Interface dataset entries:
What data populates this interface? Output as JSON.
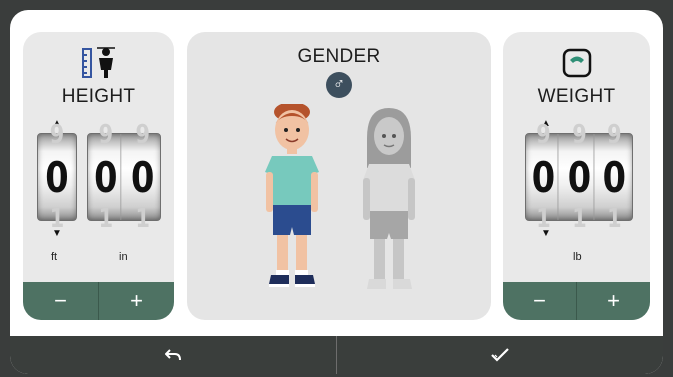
{
  "height": {
    "title": "HEIGHT",
    "icon": "height-measure-icon",
    "feet_digits": [
      "0"
    ],
    "inch_digits": [
      "0",
      "0"
    ],
    "unit_ft": "ft",
    "unit_in": "in",
    "minus_label": "−",
    "plus_label": "+"
  },
  "gender": {
    "title": "GENDER",
    "selected_symbol": "♂",
    "selected": "male",
    "options": [
      "male",
      "female"
    ]
  },
  "weight": {
    "title": "WEIGHT",
    "icon": "scale-icon",
    "digits": [
      "0",
      "0",
      "0"
    ],
    "unit": "lb",
    "minus_label": "−",
    "plus_label": "+"
  },
  "footer": {
    "back_icon": "undo-icon",
    "confirm_icon": "checkmark-icon"
  },
  "colors": {
    "button_green": "#4e7263",
    "footer_dark": "#3a3e3c",
    "scale_accent": "#2f8f76"
  }
}
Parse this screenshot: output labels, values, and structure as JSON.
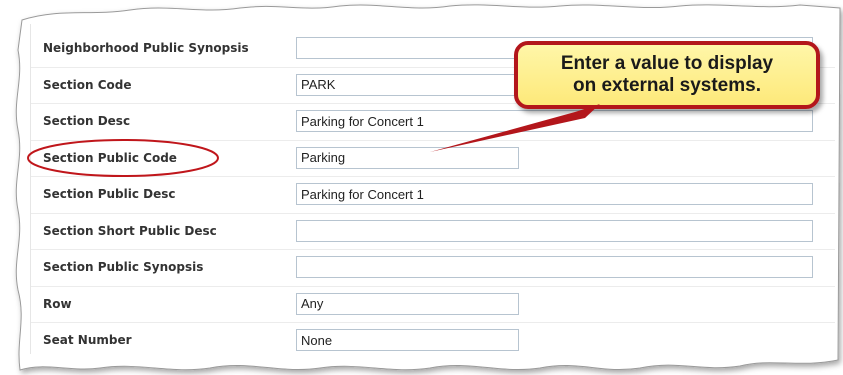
{
  "form": {
    "fields": [
      {
        "label": "Neighborhood Public Synopsis",
        "value": "",
        "size": "wide"
      },
      {
        "label": "Section Code",
        "value": "PARK",
        "size": "wide"
      },
      {
        "label": "Section Desc",
        "value": "Parking for Concert 1",
        "size": "wide"
      },
      {
        "label": "Section Public Code",
        "value": "Parking",
        "size": "short"
      },
      {
        "label": "Section Public Desc",
        "value": "Parking for Concert 1",
        "size": "wide"
      },
      {
        "label": "Section Short Public Desc",
        "value": "",
        "size": "wide"
      },
      {
        "label": "Section Public Synopsis",
        "value": "",
        "size": "wide"
      },
      {
        "label": "Row",
        "value": "Any",
        "size": "short"
      },
      {
        "label": "Seat Number",
        "value": "None",
        "size": "short"
      }
    ]
  },
  "callout": {
    "line1": "Enter a value to display",
    "line2": "on external systems."
  },
  "colors": {
    "highlight_red": "#c0161b",
    "callout_fill": "#fde97a"
  }
}
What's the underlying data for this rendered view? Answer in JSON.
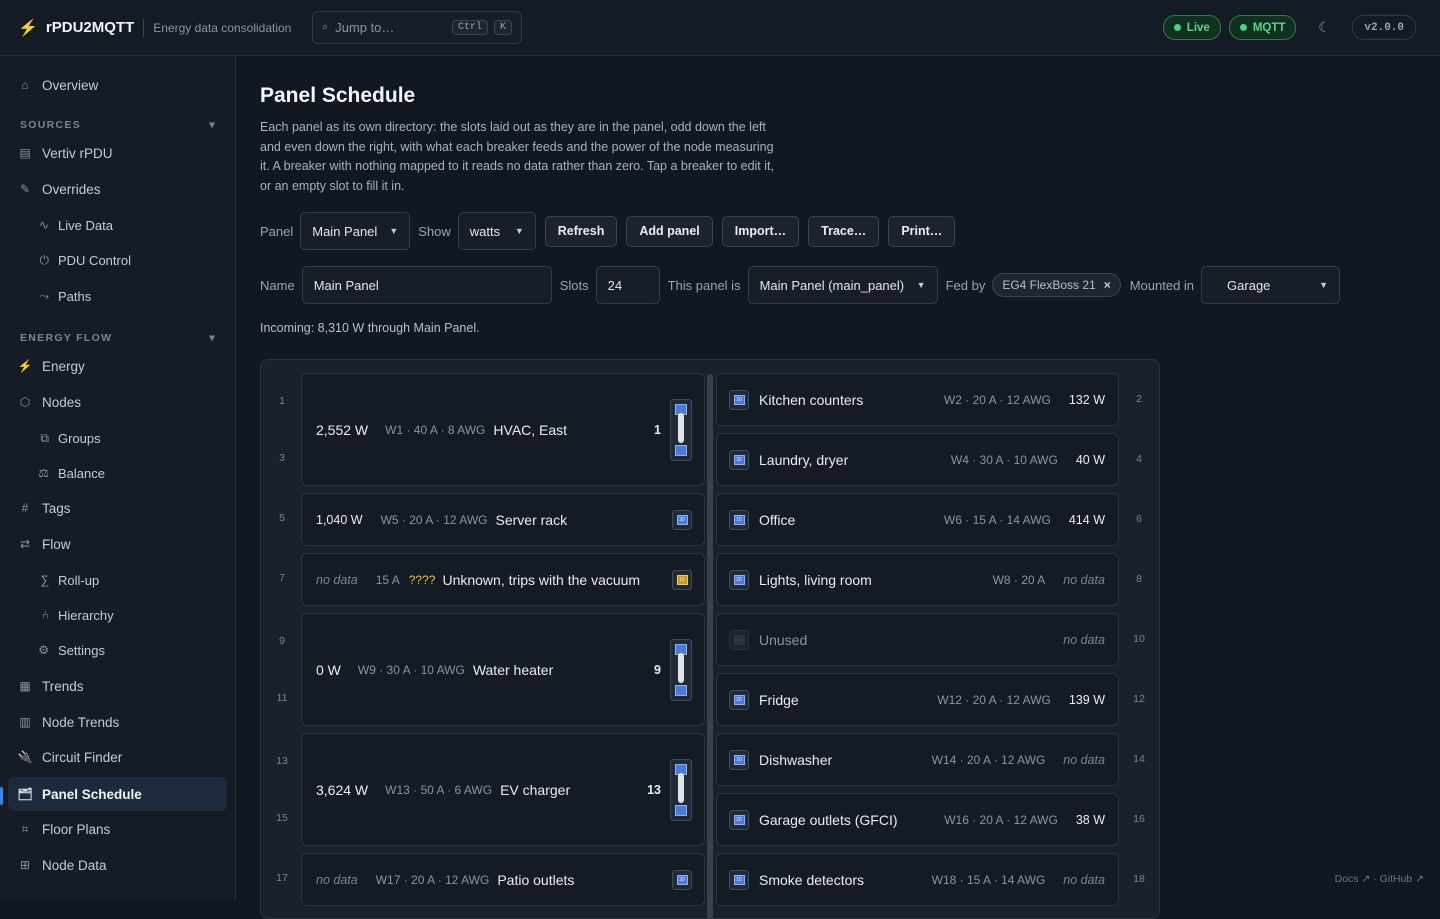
{
  "app": {
    "name": "rPDU2MQTT",
    "subtitle": "Energy data consolidation",
    "search_placeholder": "Jump to…",
    "kbd1": "Ctrl",
    "kbd2": "K",
    "status_live": "Live",
    "status_mqtt": "MQTT",
    "version": "v2.0.0"
  },
  "sidebar": {
    "overview": "Overview",
    "sources_title": "SOURCES",
    "sources": [
      "Vertiv rPDU",
      "Overrides",
      "Live Data",
      "PDU Control",
      "Paths"
    ],
    "energy_title": "ENERGY FLOW",
    "energy": [
      "Energy",
      "Nodes",
      "Groups",
      "Balance",
      "Tags",
      "Flow",
      "Roll-up",
      "Hierarchy",
      "Settings",
      "Trends",
      "Node Trends",
      "Circuit Finder",
      "Panel Schedule",
      "Floor Plans",
      "Node Data"
    ]
  },
  "page": {
    "title": "Panel Schedule",
    "description": "Each panel as its own directory: the slots laid out as they are in the panel, odd down the left and even down the right, with what each breaker feeds and the power of the node measuring it. A breaker with nothing mapped to it reads no data rather than zero. Tap a breaker to edit it, or an empty slot to fill it in.",
    "panel_label": "Panel",
    "panel_value": "Main Panel",
    "show_label": "Show",
    "show_value": "watts",
    "buttons": [
      "Refresh",
      "Add panel",
      "Import…",
      "Trace…",
      "Print…"
    ],
    "name_label": "Name",
    "name_value": "Main Panel",
    "slots_label": "Slots",
    "slots_value": "24",
    "this_panel_label": "This panel is",
    "this_panel_value": "Main Panel (main_panel)",
    "fed_label": "Fed by",
    "fed_value": "EG4 FlexBoss 21",
    "mounted_label": "Mounted in",
    "mounted_value": "Garage",
    "incoming": "Incoming: 8,310 W through Main Panel."
  },
  "slot_numbers": [
    "1",
    "2",
    "3",
    "4",
    "5",
    "6",
    "7",
    "8",
    "9",
    "10",
    "11",
    "12",
    "13",
    "14",
    "15",
    "16",
    "17",
    "18"
  ],
  "left": [
    {
      "watts": "2,552 W",
      "meta": "W1 · 40 A · 8 AWG",
      "name": "HVAC, East",
      "slot": "1"
    },
    {
      "watts": "1,040 W",
      "meta": "W5 · 20 A · 12 AWG",
      "name": "Server rack",
      "badge": "20"
    },
    {
      "watts": "no data",
      "meta": "15 A",
      "q": "????",
      "name": "Unknown, trips with the vacuum",
      "badge": "15"
    },
    {
      "watts": "0 W",
      "meta": "W9 · 30 A · 10 AWG",
      "name": "Water heater",
      "slot": "9"
    },
    {
      "watts": "3,624 W",
      "meta": "W13 · 50 A · 6 AWG",
      "name": "EV charger",
      "slot": "13"
    },
    {
      "watts": "no data",
      "meta": "W17 · 20 A · 12 AWG",
      "name": "Patio outlets",
      "badge": "20"
    }
  ],
  "right": [
    {
      "badge": "20",
      "name": "Kitchen counters",
      "meta": "W2 · 20 A · 12 AWG",
      "watts": "132 W"
    },
    {
      "badge": "30",
      "name": "Laundry, dryer",
      "meta": "W4 · 30 A · 10 AWG",
      "watts": "40 W"
    },
    {
      "badge": "15",
      "name": "Office",
      "meta": "W6 · 15 A · 14 AWG",
      "watts": "414 W"
    },
    {
      "badge": "20",
      "name": "Lights, living room",
      "meta": "W8 · 20 A",
      "watts": "no data"
    },
    {
      "name": "Unused",
      "meta": "",
      "watts": "no data"
    },
    {
      "badge": "20",
      "name": "Fridge",
      "meta": "W12 · 20 A · 12 AWG",
      "watts": "139 W"
    },
    {
      "badge": "20",
      "name": "Dishwasher",
      "meta": "W14 · 20 A · 12 AWG",
      "watts": "no data"
    },
    {
      "badge": "20",
      "name": "Garage outlets (GFCI)",
      "meta": "W16 · 20 A · 12 AWG",
      "watts": "38 W"
    },
    {
      "badge": "15",
      "name": "Smoke detectors",
      "meta": "W18 · 15 A · 14 AWG",
      "watts": "no data"
    }
  ],
  "footer": "Docs ↗ · GitHub ↗"
}
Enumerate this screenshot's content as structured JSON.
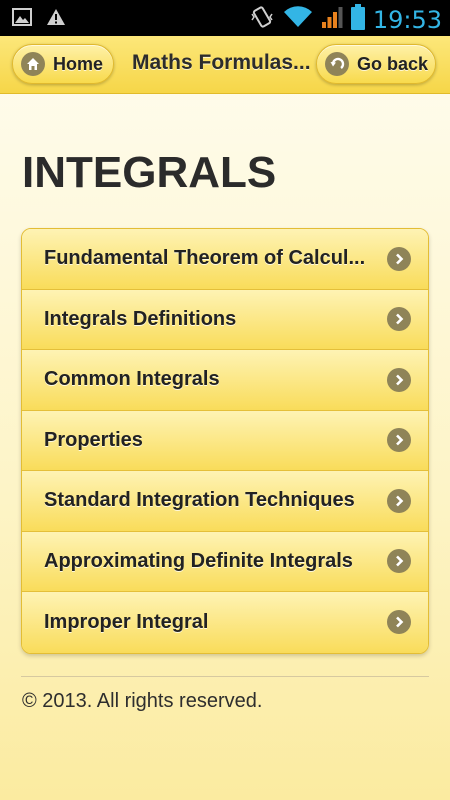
{
  "status_bar": {
    "time": "19:53",
    "icons": [
      "image-notification-icon",
      "warning-icon",
      "vibrate-icon",
      "wifi-icon",
      "signal-icon",
      "battery-icon"
    ]
  },
  "header": {
    "home_label": "Home",
    "title": "Maths Formulas...",
    "back_label": "Go back"
  },
  "page": {
    "title": "INTEGRALS"
  },
  "menu": {
    "items": [
      {
        "label": "Fundamental Theorem of Calcul..."
      },
      {
        "label": "Integrals Definitions"
      },
      {
        "label": "Common Integrals"
      },
      {
        "label": "Properties"
      },
      {
        "label": "Standard Integration Techniques"
      },
      {
        "label": "Approximating Definite Integrals"
      },
      {
        "label": "Improper Integral"
      }
    ]
  },
  "footer": {
    "text": "© 2013. All rights reserved."
  },
  "colors": {
    "status_accent": "#33b5e5",
    "header_yellow": "#f6d648",
    "icon_circle": "#8f8458"
  }
}
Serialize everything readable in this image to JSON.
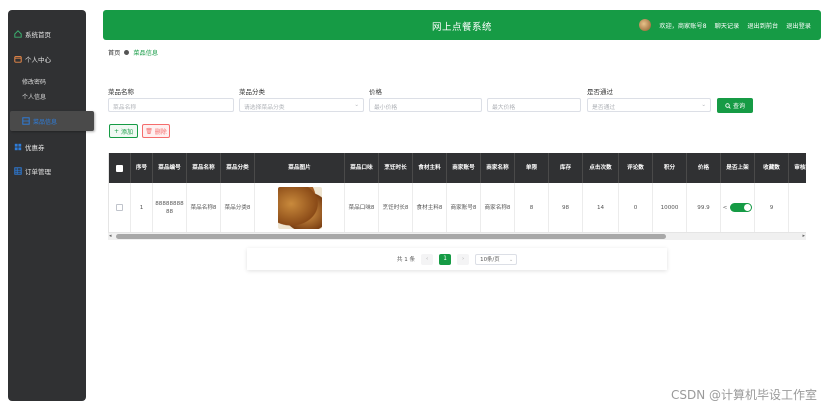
{
  "app": {
    "title": "网上点餐系统"
  },
  "header": {
    "welcome": "欢迎，商家账号8",
    "links": [
      "聊天记录",
      "退出到前台",
      "退出登录"
    ]
  },
  "sidebar": {
    "items": [
      {
        "label": "系统首页",
        "icon": "home-icon"
      },
      {
        "label": "个人中心",
        "icon": "user-center-icon"
      },
      {
        "label": "修改密码"
      },
      {
        "label": "个人信息"
      },
      {
        "label": "菜品信息",
        "icon": "food-icon",
        "active": true
      },
      {
        "label": "优惠券",
        "icon": "coupon-icon"
      },
      {
        "label": "订单管理",
        "icon": "order-icon"
      }
    ]
  },
  "breadcrumb": {
    "home": "首页",
    "current": "菜品信息"
  },
  "filters": {
    "name": {
      "label": "菜品名称",
      "placeholder": "菜品名称"
    },
    "category": {
      "label": "菜品分类",
      "placeholder": "请选择菜品分类"
    },
    "price": {
      "label": "价格",
      "min_placeholder": "最小价格",
      "max_placeholder": "最大价格"
    },
    "approval": {
      "label": "是否通过",
      "placeholder": "是否通过"
    },
    "query_label": "查询"
  },
  "actions": {
    "add_label": "添加",
    "delete_label": "删除"
  },
  "table": {
    "headers": [
      "序号",
      "菜品编号",
      "菜品名称",
      "菜品分类",
      "菜品图片",
      "菜品口味",
      "烹饪时长",
      "食材主料",
      "商家账号",
      "商家名称",
      "单限",
      "库存",
      "点击次数",
      "评论数",
      "积分",
      "价格",
      "是否上架",
      "收藏数",
      "审核回复"
    ],
    "rows": [
      [
        "1",
        "8888888888",
        "菜品名称8",
        "菜品分类8",
        "",
        "菜品口味8",
        "烹饪时长8",
        "食材主料8",
        "商家账号8",
        "商家名称8",
        "8",
        "98",
        "14",
        "0",
        "10000",
        "99.9",
        "",
        "9",
        ""
      ]
    ]
  },
  "pagination": {
    "total": "共 1 条",
    "current": "1",
    "page_size": "10条/页"
  },
  "watermark": "CSDN @计算机毕设工作室",
  "colors": {
    "primary": "#169b45",
    "sidebar": "#303133",
    "danger": "#f56c6c"
  }
}
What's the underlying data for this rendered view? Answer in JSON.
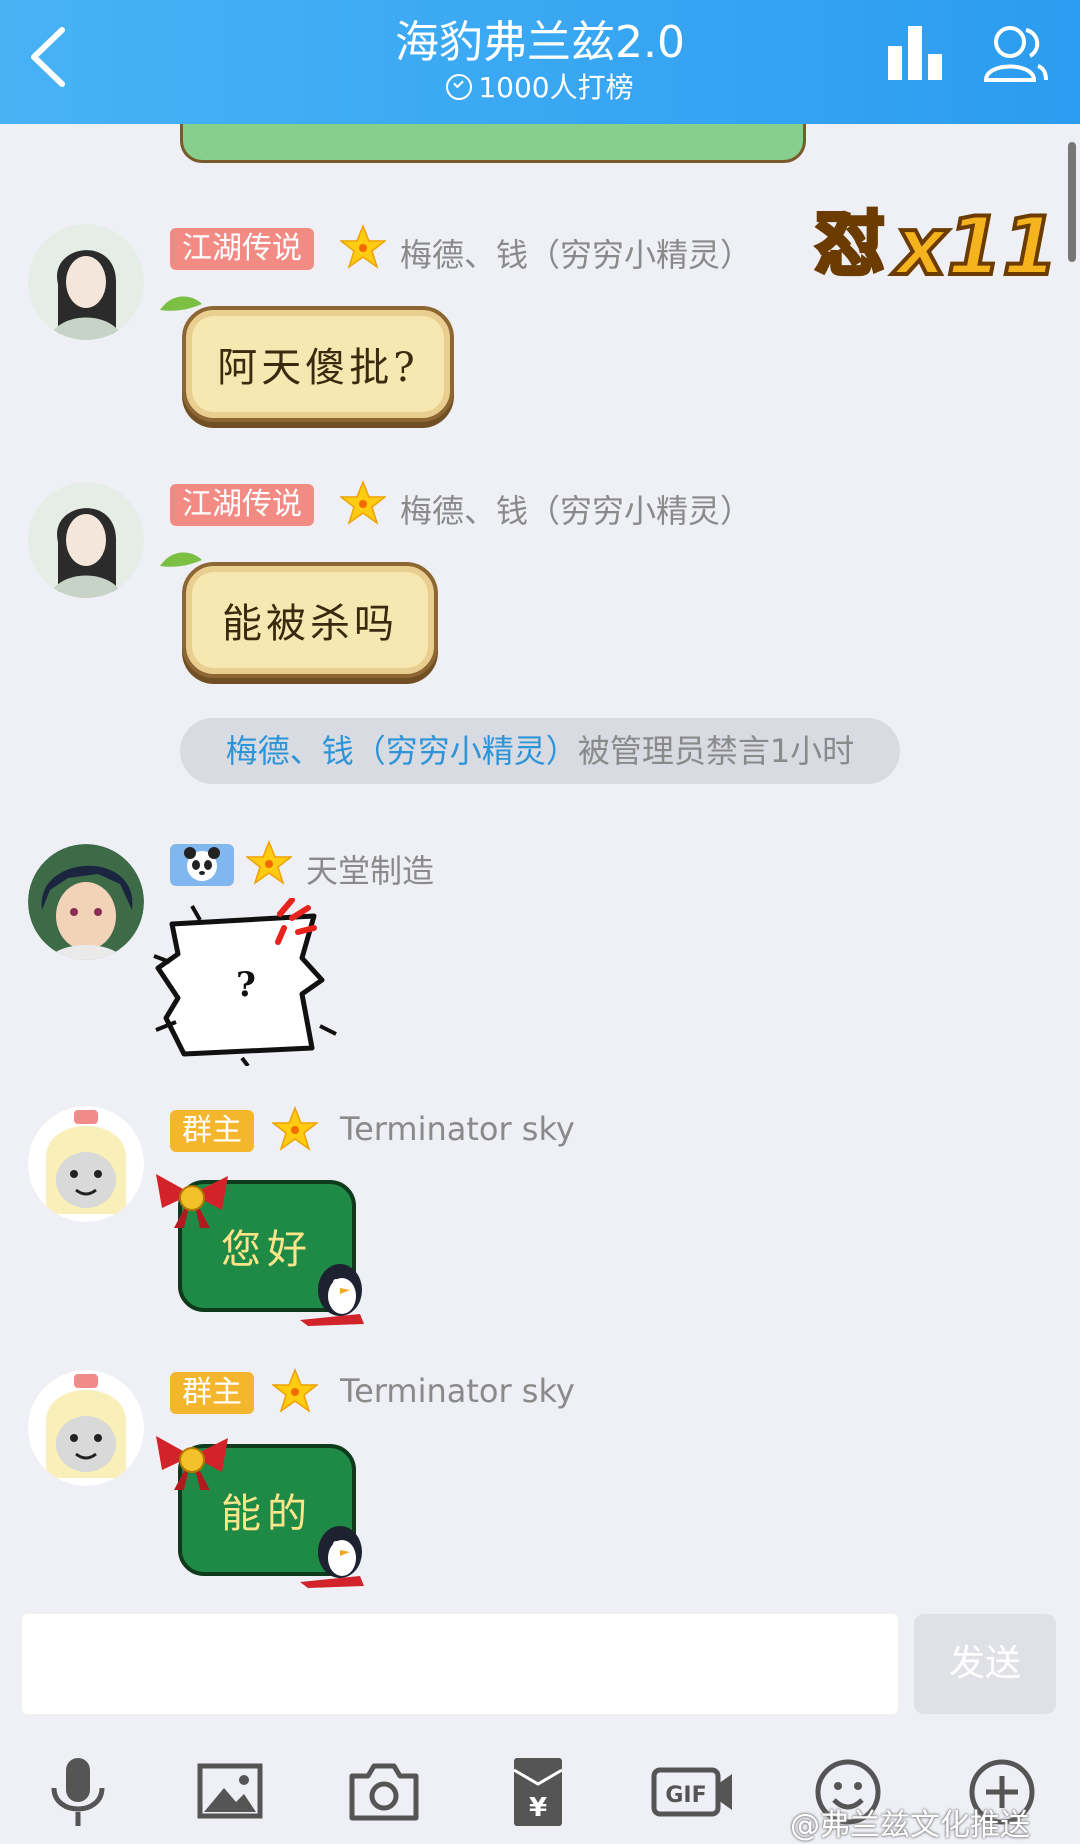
{
  "header": {
    "title": "海豹弗兰兹2.0",
    "subtitle": "1000人打榜",
    "accent": "#2c9cf0"
  },
  "combo": {
    "label": "怼",
    "count": "x11"
  },
  "messages": [
    {
      "badge": "江湖传说",
      "sender": "梅德、钱（穷穷小精灵）",
      "text": "阿天傻批?",
      "bubble": "wood"
    },
    {
      "badge": "江湖传说",
      "sender": "梅德、钱（穷穷小精灵）",
      "text": "能被杀吗",
      "bubble": "wood"
    },
    {
      "badge_icon": "panda-icon",
      "sender": "天堂制造",
      "sticker_text": "?",
      "bubble": "sticker"
    },
    {
      "badge": "群主",
      "sender": "Terminator sky",
      "text": "您好",
      "bubble": "green"
    },
    {
      "badge": "群主",
      "sender": "Terminator sky",
      "text": "能的",
      "bubble": "green"
    }
  ],
  "system": {
    "name": "梅德、钱（穷穷小精灵）",
    "rest": "被管理员禁言1小时"
  },
  "composer": {
    "send_label": "发送",
    "placeholder": ""
  },
  "toolbar_icons": [
    "mic-icon",
    "image-icon",
    "camera-icon",
    "red-packet-icon",
    "gif-icon",
    "emoji-icon",
    "plus-icon"
  ],
  "watermark": "@弗兰兹文化推送"
}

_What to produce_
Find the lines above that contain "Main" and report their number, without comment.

_Solution to this exercise_
4